Voters in Georgia’s breakaway region of Abkhazia went to the polls on Saturday to choose a new parliament under the shadow of a recent assassination attempt against their leader.

Almost 150 candidates were standing for 35 seats in the parliament of the rebel statelet on the Black Sea, whose independence is recognised only by Russia and a handful of far-flung states.

Parliament is elected for a five-year term and currently dominated by the governing United Abkhazia party, which is competing for seats along with three other factions.

With two hours left until the close of polls, 37.60 percent of the electorate had cast their ballots, the central election commission said. But even this relatively weak turnout was above the 25 percent needed for the elections to be considered valid.

The polls in the region of some 240,000 people are unlikely to change Abkhazia’s pro-Russian orientation or herald any shift towards more positive relations with Georgia.

The vote comes less than a month after Abkhazia’s leader Alexander Ankvab survived an assassination attempt which killed one of his bodyguards.

Ankvab said the attack was an attempt to destabilise Abkhazia but did not blame Georgia, while local media speculated that it was linked to his promises to tackle corruption.

Moscow recognised Abkhazia and another Kremlin-backed rebel region South Ossetia as independent states after the Georgia-Russia war in 2008.

Georgia says the polls are illegitimate because they are being held under Kremlin “occupation” — a reference to thousands of Russian troops stationed there permanently since the 2008 war.

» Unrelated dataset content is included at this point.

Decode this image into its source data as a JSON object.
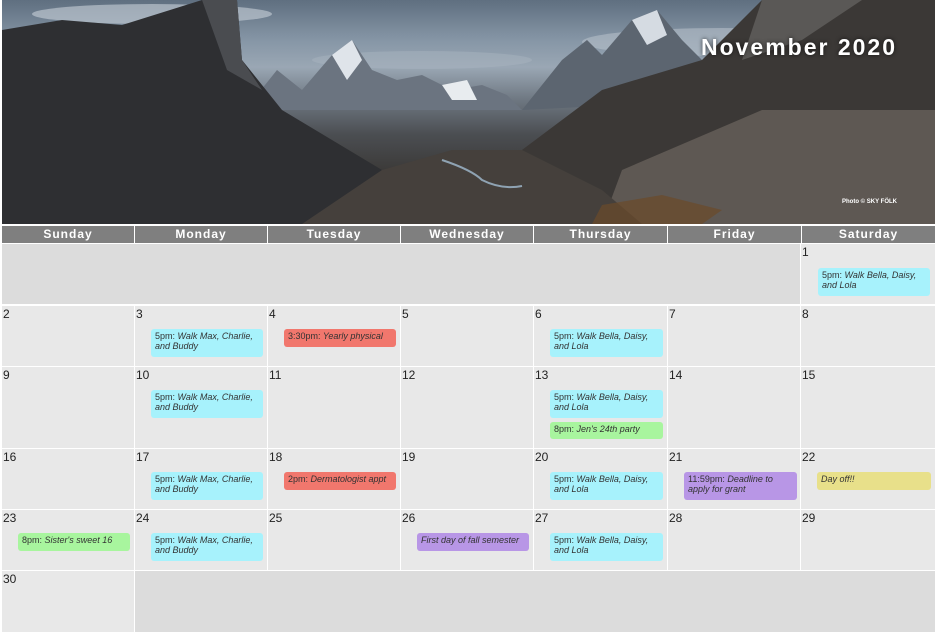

Most Abkhazians have Russian passports and some 74,000 people there also voted in Russia’s presidential elections this month, with 91 per cent casting their ballots for victor Vladimir Putin according to local reports.